More next week.

4. More Readable Debug Boot Messages

25 Aug 2001 - 26 Aug 2001 (4 posts) Archive Link: "[uPATCH] nicer pause-debug bootstrap"

People: Moritz Schulte

Moritz Schulte posted a few small patches to enhance the readability of the core servers while debug-pausing is on. Roland thought that there was unnecesary hairiness and fflushing and wanted simpler patches.

5. On The Tail Of The select() Bug

30 Aug 2001 (4 posts) Archive Link: "select()"

Topics: Apt

People: Marcus BrinkmannMark KettenisRoland McGrath

Now that the proc bug is fixed, Marcus turned his attention to the other famous outstanding bug: the select() bug. This bug exhibits itself in several places, but particularly when frobbed by apt-get.

Marcus starts off with: "I tried to debug the apt-get/select() situation, but I have to admit I am totally and completely confused. What happens doesn't make any sense to me." Marcus descibed setting a breakpoint and using gdb, but said "This is not possible!!! msgerr can not be EINTR at this point [hurdselect.c:320], otherwise the while() loop should have been terminated!" .

Mark Kettenis suggested that he was being fooled by GDB: "You're probably debugging optimized code, which means that several variables might share the same space in memory. "

Roland McGrath agreed with Mark about the debugger and gave some extra extra advice to deal with it. Roland added "So, pfinet returned EINTR. It is allowed to do this spuriously, and select is supposed to deal (but doesn't). But probably it is doing it because there is some other client thread using the same socket that did interrupt_operation. The problem is that select isn't using the interruptible-RPC infrastructure stuff in the signal thread, and so it doesn't know whether it actually just got a signal or whether that signal had SA_RESTART set. "

Marcus went on to ask about how pfinet should return: "Another question is why pfinet returns EINTR. It seems to happen if I have two connections, eg, I am downloading with apt-get, and then start lynx with a page. This quickly and reproducably leads to an EINTR from pfinet. Is this correct behaviour? What does interrupting mean for pfinet? Oh, and a timeout of 0 doesn't work anyway, as we found out earlier. Should this code be changed to use the minimal timeout? "

Roland thought that the two connection behaviour was worth investigating, since EINTR should be returned only after interrupt_operation is called for that socket.

So Marcus has a few more threads on which to draw. More shortly perhaps.







Sharon And Joy

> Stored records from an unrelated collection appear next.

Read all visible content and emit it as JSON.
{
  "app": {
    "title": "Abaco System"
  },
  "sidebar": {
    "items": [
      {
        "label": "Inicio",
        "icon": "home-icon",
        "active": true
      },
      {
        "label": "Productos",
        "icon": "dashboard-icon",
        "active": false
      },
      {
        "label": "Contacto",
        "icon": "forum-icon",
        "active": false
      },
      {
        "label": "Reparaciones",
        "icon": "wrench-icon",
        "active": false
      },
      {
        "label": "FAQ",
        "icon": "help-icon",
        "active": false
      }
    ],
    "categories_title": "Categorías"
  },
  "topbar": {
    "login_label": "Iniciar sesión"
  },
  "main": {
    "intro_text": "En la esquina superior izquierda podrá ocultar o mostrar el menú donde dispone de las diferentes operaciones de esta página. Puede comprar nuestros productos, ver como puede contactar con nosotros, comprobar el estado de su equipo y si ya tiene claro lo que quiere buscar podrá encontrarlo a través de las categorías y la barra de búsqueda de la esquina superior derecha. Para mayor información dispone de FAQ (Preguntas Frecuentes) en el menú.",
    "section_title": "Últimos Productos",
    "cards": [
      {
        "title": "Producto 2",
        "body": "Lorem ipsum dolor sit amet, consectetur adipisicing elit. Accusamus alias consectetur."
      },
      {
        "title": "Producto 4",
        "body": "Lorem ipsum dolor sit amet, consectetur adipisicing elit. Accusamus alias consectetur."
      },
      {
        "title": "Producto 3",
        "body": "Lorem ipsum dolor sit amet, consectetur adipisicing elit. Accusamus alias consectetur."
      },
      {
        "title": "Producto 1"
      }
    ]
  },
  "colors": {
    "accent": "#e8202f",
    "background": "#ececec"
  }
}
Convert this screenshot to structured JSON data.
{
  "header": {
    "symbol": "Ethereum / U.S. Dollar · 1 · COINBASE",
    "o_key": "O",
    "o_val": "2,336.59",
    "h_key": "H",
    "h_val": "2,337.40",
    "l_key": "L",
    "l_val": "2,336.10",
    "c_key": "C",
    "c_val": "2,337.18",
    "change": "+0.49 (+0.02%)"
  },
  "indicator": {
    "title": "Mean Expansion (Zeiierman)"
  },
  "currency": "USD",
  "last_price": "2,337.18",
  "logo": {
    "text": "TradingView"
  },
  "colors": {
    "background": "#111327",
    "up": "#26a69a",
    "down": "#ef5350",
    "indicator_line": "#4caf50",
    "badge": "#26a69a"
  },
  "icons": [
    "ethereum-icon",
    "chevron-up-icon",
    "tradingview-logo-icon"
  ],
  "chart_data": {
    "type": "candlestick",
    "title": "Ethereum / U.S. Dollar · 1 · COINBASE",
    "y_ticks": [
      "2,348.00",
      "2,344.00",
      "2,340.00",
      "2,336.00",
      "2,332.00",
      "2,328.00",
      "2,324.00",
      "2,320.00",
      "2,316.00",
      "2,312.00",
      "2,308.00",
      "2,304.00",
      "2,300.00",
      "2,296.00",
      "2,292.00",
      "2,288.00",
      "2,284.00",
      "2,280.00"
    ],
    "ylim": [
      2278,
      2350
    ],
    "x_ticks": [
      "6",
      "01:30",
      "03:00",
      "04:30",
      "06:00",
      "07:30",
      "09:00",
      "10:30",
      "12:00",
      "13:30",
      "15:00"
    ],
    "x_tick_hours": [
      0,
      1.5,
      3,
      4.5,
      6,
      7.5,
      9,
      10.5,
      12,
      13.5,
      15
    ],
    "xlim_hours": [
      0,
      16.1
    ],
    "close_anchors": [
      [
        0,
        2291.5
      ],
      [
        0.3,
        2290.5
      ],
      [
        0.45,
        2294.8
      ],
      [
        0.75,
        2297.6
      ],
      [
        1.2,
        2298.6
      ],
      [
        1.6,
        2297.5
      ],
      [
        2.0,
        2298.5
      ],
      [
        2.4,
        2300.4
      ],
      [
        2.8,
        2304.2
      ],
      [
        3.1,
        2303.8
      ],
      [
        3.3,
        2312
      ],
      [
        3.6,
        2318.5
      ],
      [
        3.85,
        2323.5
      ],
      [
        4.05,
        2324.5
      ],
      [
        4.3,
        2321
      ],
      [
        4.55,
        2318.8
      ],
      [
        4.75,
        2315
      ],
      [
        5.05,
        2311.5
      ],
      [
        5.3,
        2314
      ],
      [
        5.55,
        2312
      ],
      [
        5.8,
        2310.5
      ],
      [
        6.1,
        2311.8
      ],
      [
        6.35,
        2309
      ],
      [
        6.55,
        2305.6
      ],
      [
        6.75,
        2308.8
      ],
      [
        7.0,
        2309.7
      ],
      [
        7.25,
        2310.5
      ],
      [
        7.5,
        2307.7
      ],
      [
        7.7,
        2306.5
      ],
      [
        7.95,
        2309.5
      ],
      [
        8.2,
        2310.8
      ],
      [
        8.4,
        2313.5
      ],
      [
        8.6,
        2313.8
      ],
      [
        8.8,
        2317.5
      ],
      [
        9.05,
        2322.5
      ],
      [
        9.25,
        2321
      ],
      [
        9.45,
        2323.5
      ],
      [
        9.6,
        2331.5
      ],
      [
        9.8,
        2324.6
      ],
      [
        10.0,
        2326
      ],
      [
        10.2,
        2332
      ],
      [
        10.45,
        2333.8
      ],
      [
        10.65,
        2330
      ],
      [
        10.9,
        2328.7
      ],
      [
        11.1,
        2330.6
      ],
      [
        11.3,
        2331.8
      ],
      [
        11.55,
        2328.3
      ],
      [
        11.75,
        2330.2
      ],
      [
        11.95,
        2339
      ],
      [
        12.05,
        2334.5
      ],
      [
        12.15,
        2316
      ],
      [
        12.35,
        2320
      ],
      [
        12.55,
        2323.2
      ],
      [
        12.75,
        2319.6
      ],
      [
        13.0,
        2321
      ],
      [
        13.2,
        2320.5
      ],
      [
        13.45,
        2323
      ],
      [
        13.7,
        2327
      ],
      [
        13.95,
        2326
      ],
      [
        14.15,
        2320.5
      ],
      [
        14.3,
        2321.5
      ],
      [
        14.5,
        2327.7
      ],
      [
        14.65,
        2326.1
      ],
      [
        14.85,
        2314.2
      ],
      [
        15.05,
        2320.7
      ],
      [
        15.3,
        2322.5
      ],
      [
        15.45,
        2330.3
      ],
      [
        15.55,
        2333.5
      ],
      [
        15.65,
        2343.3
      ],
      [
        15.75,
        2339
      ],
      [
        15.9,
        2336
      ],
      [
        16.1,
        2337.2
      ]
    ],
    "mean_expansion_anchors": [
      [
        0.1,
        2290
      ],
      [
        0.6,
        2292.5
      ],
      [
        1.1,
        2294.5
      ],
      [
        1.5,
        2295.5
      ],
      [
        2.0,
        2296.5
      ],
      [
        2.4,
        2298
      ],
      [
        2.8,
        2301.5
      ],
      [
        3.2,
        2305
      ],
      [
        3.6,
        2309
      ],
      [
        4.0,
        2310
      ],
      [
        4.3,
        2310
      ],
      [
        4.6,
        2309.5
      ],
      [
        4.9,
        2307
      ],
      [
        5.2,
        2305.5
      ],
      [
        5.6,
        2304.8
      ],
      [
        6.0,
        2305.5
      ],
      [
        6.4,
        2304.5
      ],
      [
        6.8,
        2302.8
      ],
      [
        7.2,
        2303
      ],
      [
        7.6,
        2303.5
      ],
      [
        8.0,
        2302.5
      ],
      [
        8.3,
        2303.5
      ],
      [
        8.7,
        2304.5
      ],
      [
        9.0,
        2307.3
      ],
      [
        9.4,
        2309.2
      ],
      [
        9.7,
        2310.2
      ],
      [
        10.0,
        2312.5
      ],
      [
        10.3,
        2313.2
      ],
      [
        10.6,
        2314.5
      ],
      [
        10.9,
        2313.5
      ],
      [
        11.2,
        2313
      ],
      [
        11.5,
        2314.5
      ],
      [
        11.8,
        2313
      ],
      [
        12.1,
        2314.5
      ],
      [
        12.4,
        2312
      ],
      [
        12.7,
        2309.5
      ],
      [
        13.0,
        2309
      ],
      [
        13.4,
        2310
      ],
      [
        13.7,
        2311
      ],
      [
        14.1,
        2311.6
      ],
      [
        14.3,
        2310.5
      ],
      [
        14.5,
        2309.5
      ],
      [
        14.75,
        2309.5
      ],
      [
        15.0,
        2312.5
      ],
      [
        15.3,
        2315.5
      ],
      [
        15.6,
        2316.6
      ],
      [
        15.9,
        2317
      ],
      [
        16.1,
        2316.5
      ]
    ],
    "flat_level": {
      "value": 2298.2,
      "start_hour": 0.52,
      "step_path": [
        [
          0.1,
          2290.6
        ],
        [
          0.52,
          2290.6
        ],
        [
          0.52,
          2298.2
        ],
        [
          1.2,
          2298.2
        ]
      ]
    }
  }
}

Kernel Traffic is grateful to be developed on a computer donated by Professor Greg Benson and Professor Allan Cruse in the Department of Computer Science at the University of San Francisco. This is the same department that invented FlashMob Computing. Kernel Traffic is hosted by the generous folks at All pages on this site are copyright their original authors, and distributed under the terms of the GNU General Public License version 2.0.